The Montessori school studied is located in Milwaukee and serves urban minority children. Students at the school were selected for enrollment through a random lottery process. Those students who “won” the lottery and enrolled at the Montessori school made up the study group. A control group was made up of children who had “lost” the lottery and were therefore enrolled in other schools using traditional methods. In both cases the parents had entered their children in the school lottery with the hope of gaining enrollment in the Montessori school.
“This strategy addressed the concern that parents who seek to enroll their children in a Montessori school are different from parents who do not,” wrote study authors Angeline Lillard, a University of Virginia professor of psychology, and Nicole Else-Quest, a former graduate student in psychology at the University of Wisconsin. This was an important factor because parents generally are the dominant influence on child outcomes.
Children were evaluated at the end of the two most widely implemented levels of Montessori education: primary (3- to 6-year-olds) and elementary (6- to 12-year-olds). They came from families of very similar income levels (averaging from $20,000 to $50,000 per year for both groups).
The children who attended the Montessori school, and the children who did not, were tested for their cognitive and academic skills, and for their social and behavioral skills. “We found significant advantages for the Montessori students in these tests for both age groups,” Lillard said. “Particularly remarkable are the positive social effects of Montessori education.
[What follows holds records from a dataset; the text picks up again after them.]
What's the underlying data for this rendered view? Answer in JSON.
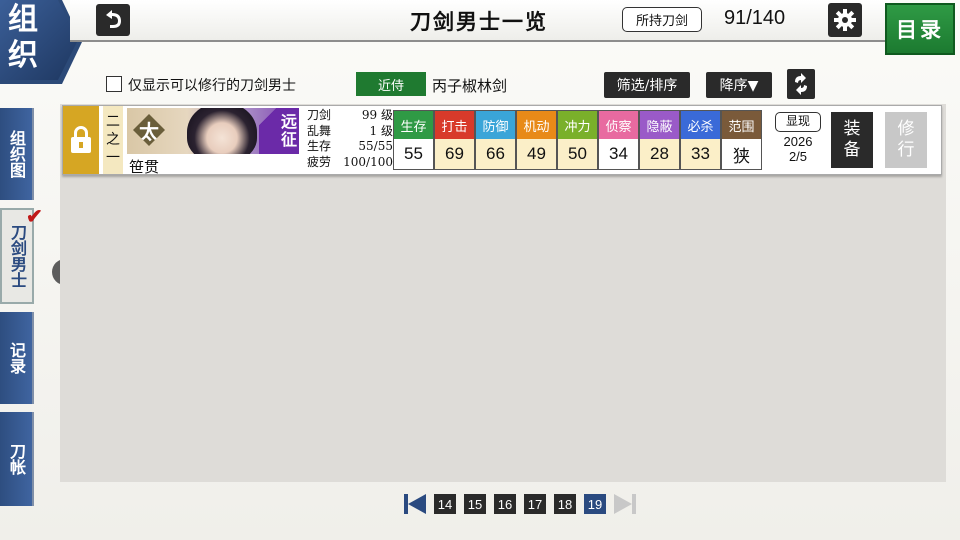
{
  "corner": {
    "line1": "组",
    "line2": "织"
  },
  "header": {
    "back_icon": "back-arrow-icon",
    "title": "刀剑男士一览",
    "owned_label": "所持刀剑",
    "owned_count": "91/140",
    "settings_icon": "gear-icon",
    "menu_label": "目录"
  },
  "filter": {
    "checkbox_label": "仅显示可以修行的刀剑男士",
    "team_label": "近侍",
    "sword_name": "丙子椒林剑",
    "filter_label": "筛选/排序",
    "sort_label": "降序▼",
    "swap_icon": "swap-icon"
  },
  "nav": [
    {
      "label": "组织图"
    },
    {
      "label": "刀剑男士"
    },
    {
      "label": "记录"
    },
    {
      "label": "刀帐"
    }
  ],
  "row": {
    "rank": [
      "二",
      "之",
      "一"
    ],
    "type": "太",
    "expedition": [
      "远",
      "征"
    ],
    "name": "笹贯",
    "info": [
      {
        "label": "刀剑",
        "value": "99 级"
      },
      {
        "label": "乱舞",
        "value": "1 级"
      },
      {
        "label": "生存",
        "value": "55/55"
      },
      {
        "label": "疲劳",
        "value": "100/100"
      }
    ],
    "stats": [
      {
        "label": "生存",
        "value": "55",
        "head": "#2f9a45",
        "bg": "#ffffff"
      },
      {
        "label": "打击",
        "value": "69",
        "head": "#d83a2a",
        "bg": "#fbefc8"
      },
      {
        "label": "防御",
        "value": "66",
        "head": "#3aa5d8",
        "bg": "#fbefc8"
      },
      {
        "label": "机动",
        "value": "49",
        "head": "#e88a18",
        "bg": "#fbefc8"
      },
      {
        "label": "冲力",
        "value": "50",
        "head": "#7ab02a",
        "bg": "#fbefc8"
      },
      {
        "label": "侦察",
        "value": "34",
        "head": "#e86aa0",
        "bg": "#ffffff"
      },
      {
        "label": "隐蔽",
        "value": "28",
        "head": "#9a5ac8",
        "bg": "#fbefc8"
      },
      {
        "label": "必杀",
        "value": "33",
        "head": "#3a6ad8",
        "bg": "#fbefc8"
      },
      {
        "label": "范围",
        "value": "狭",
        "head": "#7a5a3a",
        "bg": "#ffffff"
      }
    ],
    "display_label": "显现",
    "date_year": "2026",
    "date_day": "2/5",
    "equip_label": [
      "装",
      "备"
    ],
    "train_label": [
      "修",
      "行"
    ]
  },
  "pager": {
    "pages": [
      "14",
      "15",
      "16",
      "17",
      "18",
      "19"
    ],
    "current": "19"
  }
}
Typically the home environment overwhelms all other influences in that area.” Among the 5-year-olds, Montessori students proved to be significantly better prepared for elementary school in reading and math skills than the non-Montessori children. They also tested better on “executive function,” the ability to adapt to changing and more complex problems, an indicator of future school and life success.
Montessori children also displayed better abilities on the social and behavioral tests, demonstrating a greater sense of justice and fairness. And on the playground they were much more likely to engage in emotionally positive play with peers, and less likely to engage in rough play. Among the 12-year-olds from both groups, the Montessori children, in cognitive and academic measures, produced essays that were rated as “significantly more creative and as using significantly more sophisticated sentence structures.” The Montessori and non-Montessori students scored similarly on spelling, punctuation and grammar, and there was not much difference in academic skills related to reading and math. This parity occurred despite the Montessori children not being regularly tested and graded.
In social and behavioral measures, 12-year-old Montessori students were more likely to choose “positive assertive responses” for dealing with unpleasant social situations, such as having someone cut into a line. They also indicated a “greater sense of community” at their school and felt that students there respected, helped and cared about each other.
The authors concluded that, “…when strictly implemented, Montessori education fosters social and academic skills that are equal or superior to those fostered by a pool of other types of schools.” Lillard plans to continue the research by tracking the students from both groups over a longer period of time to determine long-term effects of Montessori versus traditional education. She also would like to replicate the study at other Montessori and traditional schools using a prospective design, and to examine whether specific Montessori practices are linked to specific outcomes.
Lillard is the author of Montessori: The Science Behind the Genius. More information is available at: http://www.montessori-science.org/Back to top